When I came back I did an interview with Oskido, and I told him, “If we are going to take this Kwaito music thing internationally, then we need to go back to the normal speed. Only by doing that can we fit into those international formats and take what we are doing to an international level."
Those early songs which I did, “Don’t Call Me Kaffir,” and “President,” the BPM was over 126. In those days we never put a limit on the speed of the music.-ARTHUR
Now we are smack dab in the middle of the Festive season of Kwaito’s existence. With the release of his 3rd studio Album Mandla “Spikiri” has finally caused South Africa to march to the tempo of a different drum, altering Kwaito forever and killing off the older assumed idea that Kwaito had to exist in a certain BPM.

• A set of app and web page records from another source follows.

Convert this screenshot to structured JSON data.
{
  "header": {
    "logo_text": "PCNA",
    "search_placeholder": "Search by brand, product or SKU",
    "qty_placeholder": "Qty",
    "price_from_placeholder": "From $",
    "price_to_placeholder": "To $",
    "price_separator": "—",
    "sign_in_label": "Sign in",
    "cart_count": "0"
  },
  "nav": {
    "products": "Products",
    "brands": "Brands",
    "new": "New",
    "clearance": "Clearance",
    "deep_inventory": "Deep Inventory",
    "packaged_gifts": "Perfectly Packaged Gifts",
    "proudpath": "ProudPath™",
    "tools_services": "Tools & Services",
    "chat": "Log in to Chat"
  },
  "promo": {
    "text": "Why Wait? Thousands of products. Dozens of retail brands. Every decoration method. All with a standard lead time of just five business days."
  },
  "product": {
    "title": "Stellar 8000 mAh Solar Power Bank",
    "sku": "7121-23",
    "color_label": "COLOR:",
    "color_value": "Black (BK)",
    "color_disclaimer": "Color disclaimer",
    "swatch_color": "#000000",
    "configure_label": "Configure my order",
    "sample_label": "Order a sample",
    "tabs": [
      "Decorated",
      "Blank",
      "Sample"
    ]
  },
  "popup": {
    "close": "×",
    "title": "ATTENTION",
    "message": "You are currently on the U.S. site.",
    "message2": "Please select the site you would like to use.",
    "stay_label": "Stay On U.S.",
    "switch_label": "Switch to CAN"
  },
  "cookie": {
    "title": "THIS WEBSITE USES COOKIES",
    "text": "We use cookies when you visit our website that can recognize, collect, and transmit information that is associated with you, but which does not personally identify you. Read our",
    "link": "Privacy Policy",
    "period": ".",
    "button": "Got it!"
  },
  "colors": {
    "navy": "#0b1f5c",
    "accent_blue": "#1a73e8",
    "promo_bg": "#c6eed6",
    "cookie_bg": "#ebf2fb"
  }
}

By doing so, he placed the genre on par with the international house music from which it is was derived. The release of CURRENT in the summer of 2005 moved the focus of Kwaito lovers from the dusty streets of Egoli to the Golden Shores of Kwazulu Natal.
Current, which I did with Professor, was 118bpm. That song was a big change in the way Kwaito was made, but Kwaito is flexible. I don’t agree with people who say Kwaito is dead. Kwaito is still alive and it’s kicking. When these internationally DJ’s who we work with, like Lois Vega and Dennis Ferierra, come to visit us in South Africa or we see them when we are abroad, they commend us on what we are doing. They say that this KWAITO we are doing is original and nothing like anything else in the rest of the world.
Kwaito, is not dead, I can say that. I’m in studio now with Brown Dash, he’ll be dropping in two weeks. Jakarumba has an album that will drop in September. I’m working with Mapaputsi and Thebe. Come September into December this year, my man, we will be rocking! -SPIKIRI